“We have an opportunity in glaucoma to do a better drug delivery,” said Scott Corning, vice president of marketing and sales. “Our punctal plug with a prostaglandin analog shows very good IOP lowering at 1 month and 2 months with no hyperemia.”
The company is launching a phase IIb trial in glaucoma later this year, using a 90-day sustained release plug. Other products in development include a dexamethasone-loaded plug for inflammation and an injectable anti-VEGF depot for 6-month use in wet age-related macular degeneration (AMD) and other retinal conditions.
SKS uses micro-molds to build bioerodable polymers using gelatin hydrogels. The gels can be layered with multiple drugs released at different rates, according to Barbara Wirostko, MD, chief medical officer of the glaucoma program.
“Glaucoma is our most advanced product,” Dr. Wirostko said. “We have high drug-loading capabilities that can be injected with small needles for long-term sustained release. Sustained delivery is the delivery system of the future for ophthalmic care.”
Other vehicles are being tested for AMD, retinal vein occlusion, diabetic macular edema, and other conditions.
Zordera is an early stage university start-up. The goal is to commercialize novel thin-film polymer fabrication for glaucoma and other ophthalmic conditions.
“In glaucoma, we have great drugs and patients are using them 50% of the time, maybe less,” said Co-Founder Robert Bhisitkul, MD, PhD, professor of clinical ophthalmology at the University of California, San Francisco. “We are creating tiny biodegradable films that I can inject in the office that give linear drug release over an extended period.”

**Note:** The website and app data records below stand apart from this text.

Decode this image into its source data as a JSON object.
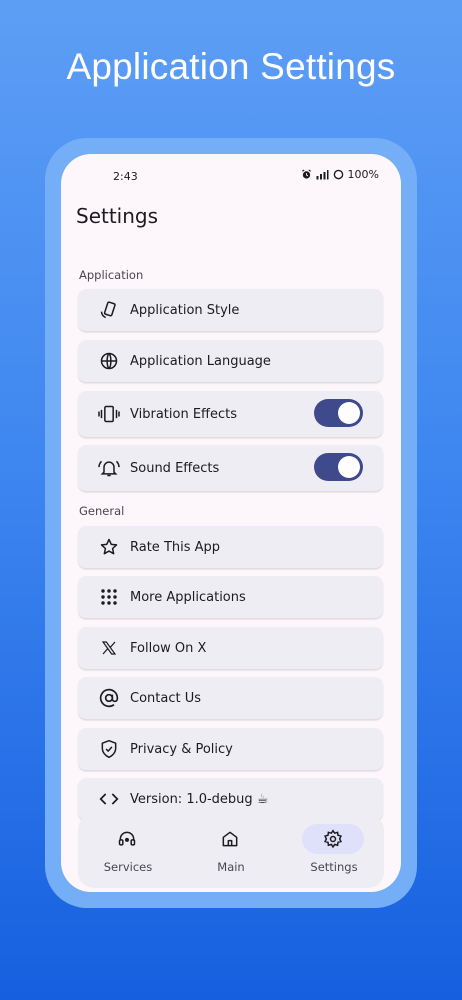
{
  "headline": "Application Settings",
  "status_bar": {
    "time": "2:43",
    "battery": "100%"
  },
  "page_title": "Settings",
  "sections": {
    "application": "Application",
    "general": "General"
  },
  "application_items": [
    {
      "label": "Application Style",
      "icon": "phone-rotate-icon"
    },
    {
      "label": "Application Language",
      "icon": "globe-icon"
    },
    {
      "label": "Vibration Effects",
      "icon": "vibration-icon",
      "toggle": true
    },
    {
      "label": "Sound Effects",
      "icon": "bell-ring-icon",
      "toggle": true
    }
  ],
  "general_items": [
    {
      "label": "Rate This App",
      "icon": "star-icon"
    },
    {
      "label": "More Applications",
      "icon": "apps-grid-icon"
    },
    {
      "label": "Follow On X",
      "icon": "x-logo-icon"
    },
    {
      "label": "Contact Us",
      "icon": "at-sign-icon"
    },
    {
      "label": "Privacy & Policy",
      "icon": "shield-check-icon"
    },
    {
      "label": "Version: 1.0-debug ☕",
      "icon": "code-icon"
    }
  ],
  "bottom_nav": [
    {
      "label": "Services",
      "icon": "support-agent-icon",
      "active": false
    },
    {
      "label": "Main",
      "icon": "home-icon",
      "active": false
    },
    {
      "label": "Settings",
      "icon": "gear-icon",
      "active": true
    }
  ],
  "colors": {
    "background_top": "#5d9ef5",
    "background_bottom": "#1660e0",
    "accent": "#3f4a8d",
    "row_background": "#efedf4",
    "active_nav_pill": "#dfe1fb"
  }
}
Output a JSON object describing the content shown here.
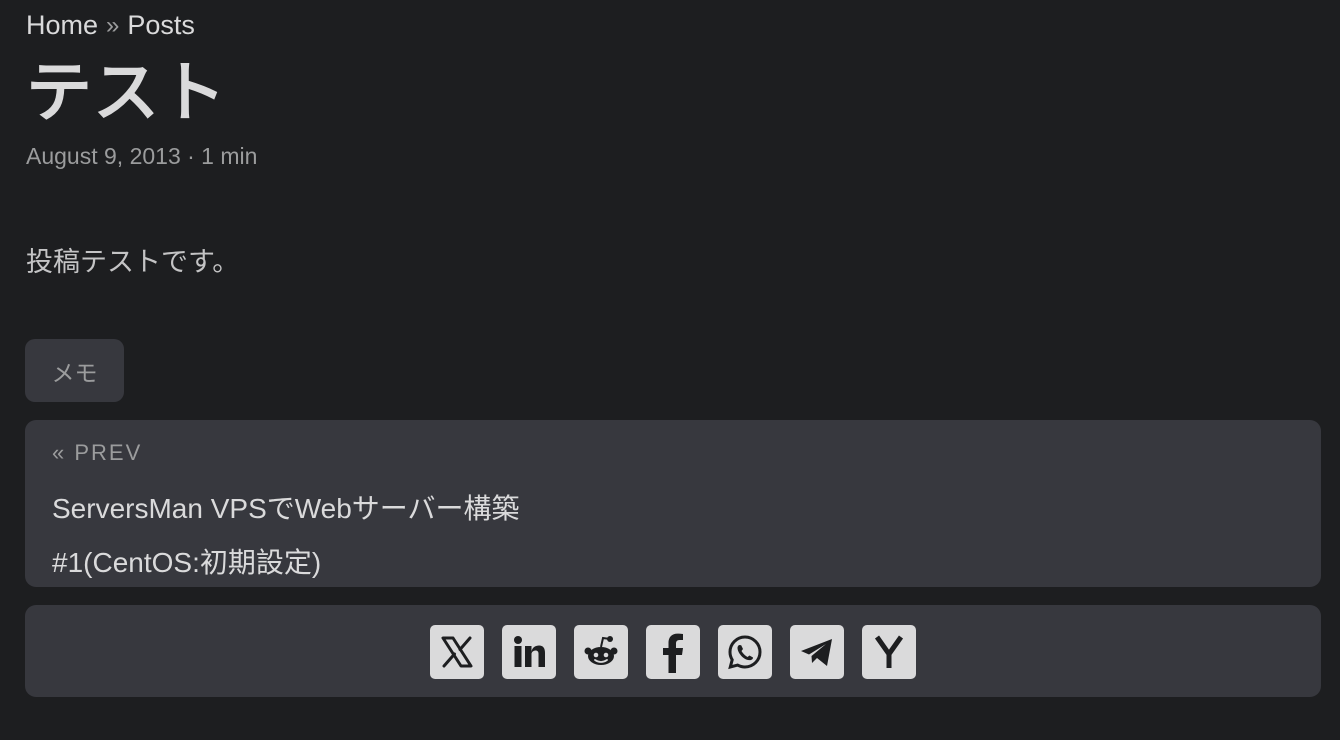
{
  "breadcrumbs": {
    "home": "Home",
    "separator": "»",
    "posts": "Posts"
  },
  "post": {
    "title": "テスト",
    "meta": "August 9, 2013 · 1 min",
    "content": "投稿テストです。"
  },
  "tags": [
    {
      "label": "メモ"
    }
  ],
  "pagination": {
    "prev_label": "« PREV",
    "prev_title_line1": "ServersMan VPSでWebサーバー構築",
    "prev_title_line2": "#1(CentOS:初期設定)"
  },
  "share": {
    "buttons": [
      {
        "icon": "x-twitter-icon"
      },
      {
        "icon": "linkedin-icon"
      },
      {
        "icon": "reddit-icon"
      },
      {
        "icon": "facebook-icon"
      },
      {
        "icon": "whatsapp-icon"
      },
      {
        "icon": "telegram-icon"
      },
      {
        "icon": "ycombinator-icon"
      }
    ]
  },
  "colors": {
    "background": "#1d1e20",
    "card": "#37383e",
    "primary_text": "#dadadb",
    "secondary_text": "#9b9c9d",
    "icon_fill": "#1d1e20"
  }
}
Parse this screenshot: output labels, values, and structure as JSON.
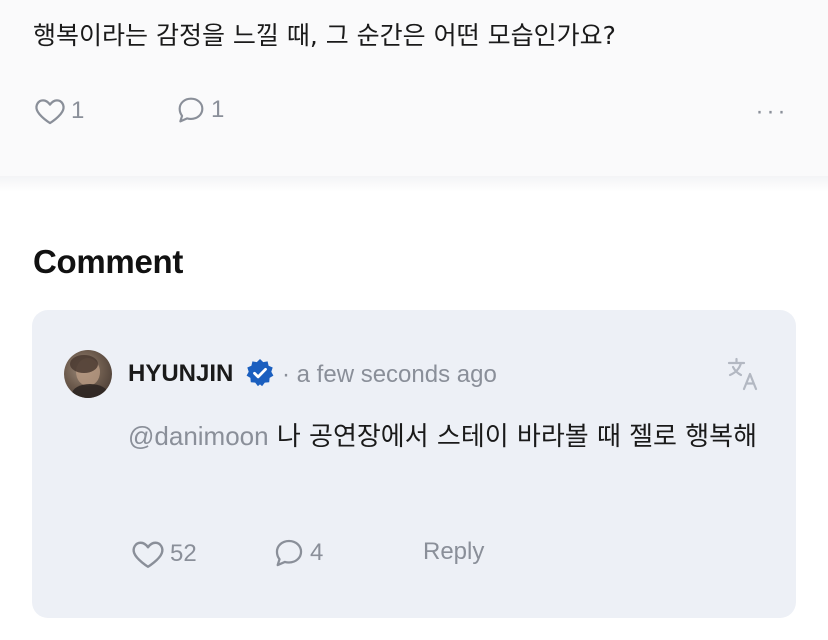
{
  "post": {
    "question": "행복이라는 감정을 느낄 때, 그 순간은 어떤 모습인가요?",
    "like_count": "1",
    "comment_count": "1",
    "more_label": "···"
  },
  "comments_section": {
    "title": "Comment"
  },
  "comment": {
    "username": "HYUNJIN",
    "verified": true,
    "timestamp": "· a few seconds ago",
    "mention": "@danimoon",
    "text": " 나 공연장에서 스테이 바라볼 때 젤로 행복해",
    "like_count": "52",
    "reply_count": "4",
    "reply_label": "Reply"
  },
  "icons": {
    "like": "heart-icon",
    "comment": "speech-bubble-icon",
    "more": "more-dots-icon",
    "verified": "verified-badge-icon",
    "translate": "translate-icon"
  },
  "colors": {
    "muted": "#8a8f99",
    "card_background": "#edf0f6",
    "verified_badge": "#1b5fbf"
  }
}
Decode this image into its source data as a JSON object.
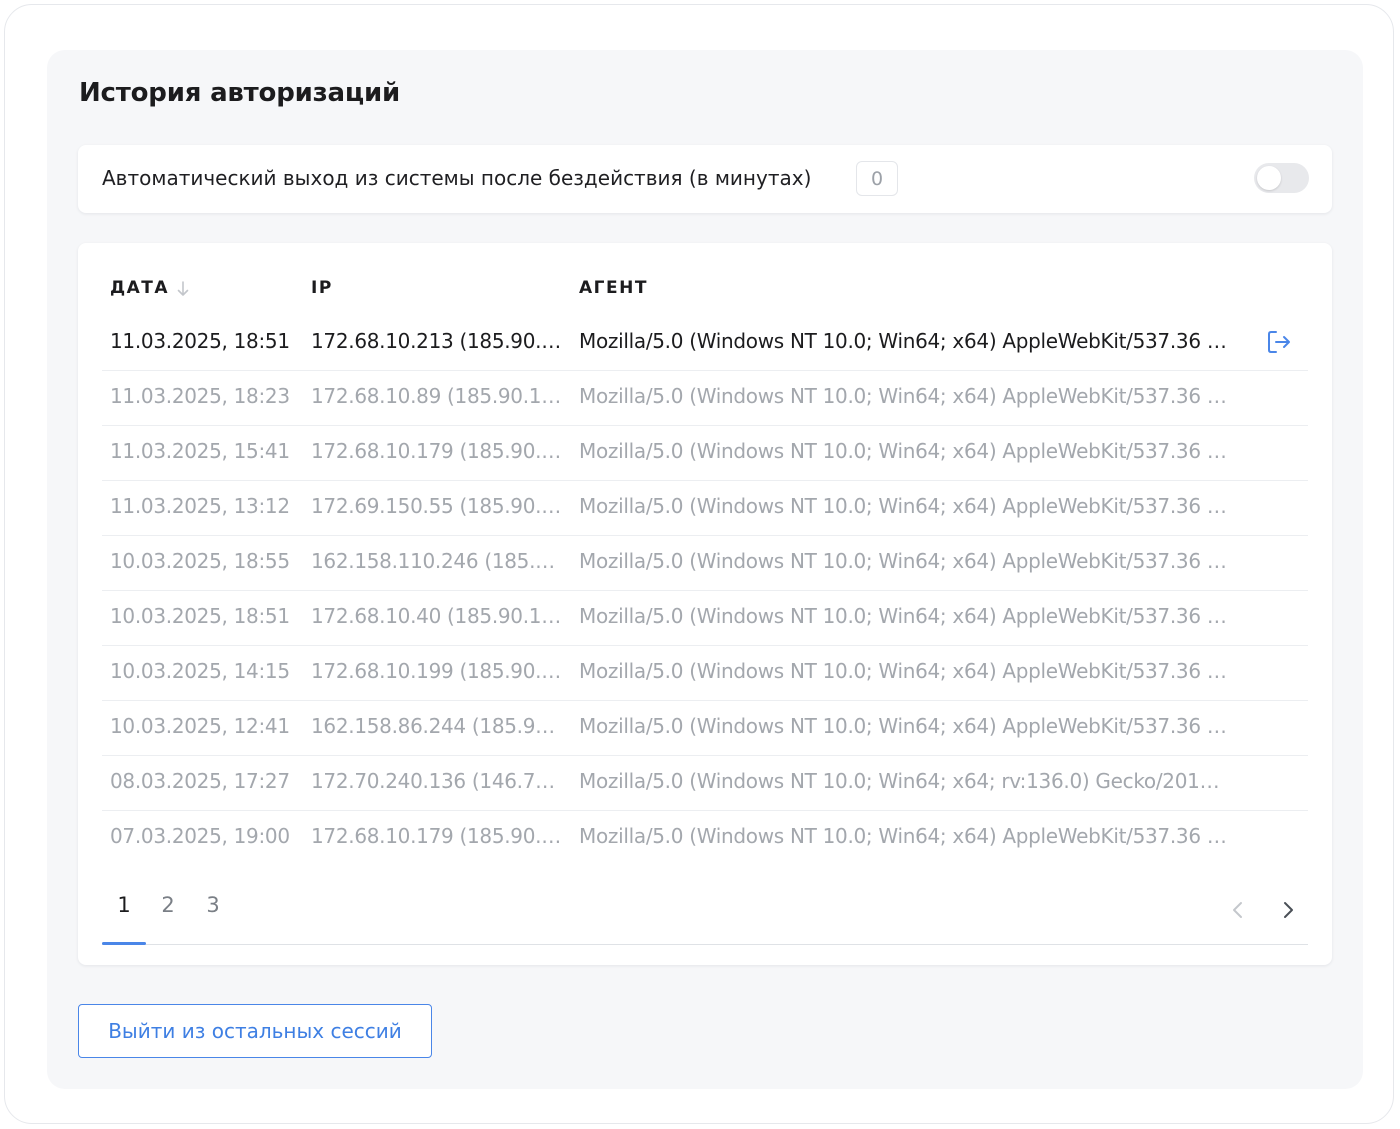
{
  "section": {
    "title": "История авторизаций"
  },
  "autologout": {
    "label": "Автоматический выход из системы после бездействия (в минутах)",
    "minutes_value": "0",
    "toggle_enabled": false
  },
  "history": {
    "columns": {
      "date": "ДАТА",
      "ip": "IP",
      "agent": "АГЕНТ"
    },
    "sort": {
      "column": "date",
      "icon": "arrow-down-icon"
    },
    "rows": [
      {
        "date": "11.03.2025, 18:51",
        "ip": "172.68.10.213 (185.90.102...",
        "agent": "Mozilla/5.0 (Windows NT 10.0; Win64; x64) AppleWebKit/537.36 (KHT...",
        "current": true
      },
      {
        "date": "11.03.2025, 18:23",
        "ip": "172.68.10.89 (185.90.102....",
        "agent": "Mozilla/5.0 (Windows NT 10.0; Win64; x64) AppleWebKit/537.36 (KHT...",
        "current": false
      },
      {
        "date": "11.03.2025, 15:41",
        "ip": "172.68.10.179 (185.90.102...",
        "agent": "Mozilla/5.0 (Windows NT 10.0; Win64; x64) AppleWebKit/537.36 (KHT...",
        "current": false
      },
      {
        "date": "11.03.2025, 13:12",
        "ip": "172.69.150.55 (185.90.102...",
        "agent": "Mozilla/5.0 (Windows NT 10.0; Win64; x64) AppleWebKit/537.36 (KHT...",
        "current": false
      },
      {
        "date": "10.03.2025, 18:55",
        "ip": "162.158.110.246 (185.90.1...",
        "agent": "Mozilla/5.0 (Windows NT 10.0; Win64; x64) AppleWebKit/537.36 (KHT...",
        "current": false
      },
      {
        "date": "10.03.2025, 18:51",
        "ip": "172.68.10.40 (185.90.102....",
        "agent": "Mozilla/5.0 (Windows NT 10.0; Win64; x64) AppleWebKit/537.36 (KHT...",
        "current": false
      },
      {
        "date": "10.03.2025, 14:15",
        "ip": "172.68.10.199 (185.90.102...",
        "agent": "Mozilla/5.0 (Windows NT 10.0; Win64; x64) AppleWebKit/537.36 (KHT...",
        "current": false
      },
      {
        "date": "10.03.2025, 12:41",
        "ip": "162.158.86.244 (185.90.1...",
        "agent": "Mozilla/5.0 (Windows NT 10.0; Win64; x64) AppleWebKit/537.36 (KHT...",
        "current": false
      },
      {
        "date": "08.03.2025, 17:27",
        "ip": "172.70.240.136 (146.70.17...",
        "agent": "Mozilla/5.0 (Windows NT 10.0; Win64; x64; rv:136.0) Gecko/2010010...",
        "current": false
      },
      {
        "date": "07.03.2025, 19:00",
        "ip": "172.68.10.179 (185.90.102...",
        "agent": "Mozilla/5.0 (Windows NT 10.0; Win64; x64) AppleWebKit/537.36 (KHT...",
        "current": false
      }
    ],
    "row_action_icon": "logout-icon"
  },
  "pagination": {
    "pages": [
      "1",
      "2",
      "3"
    ],
    "active_page": "1",
    "prev_icon": "chevron-left-icon",
    "next_icon": "chevron-right-icon"
  },
  "actions": {
    "terminate_label": "Выйти из остальных сессий"
  },
  "colors": {
    "accent": "#4a86e8",
    "text_primary": "#1c1c1e",
    "text_muted": "#a3a7ad",
    "panel_bg": "#f6f7f9"
  }
}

The new polymer uses pores matched to the drug to allow diffusion at a controlled rate. Results in animal trials show no evidence of cataracts, endophthalmitis, glaucoma, retinal degradation, or uveitis.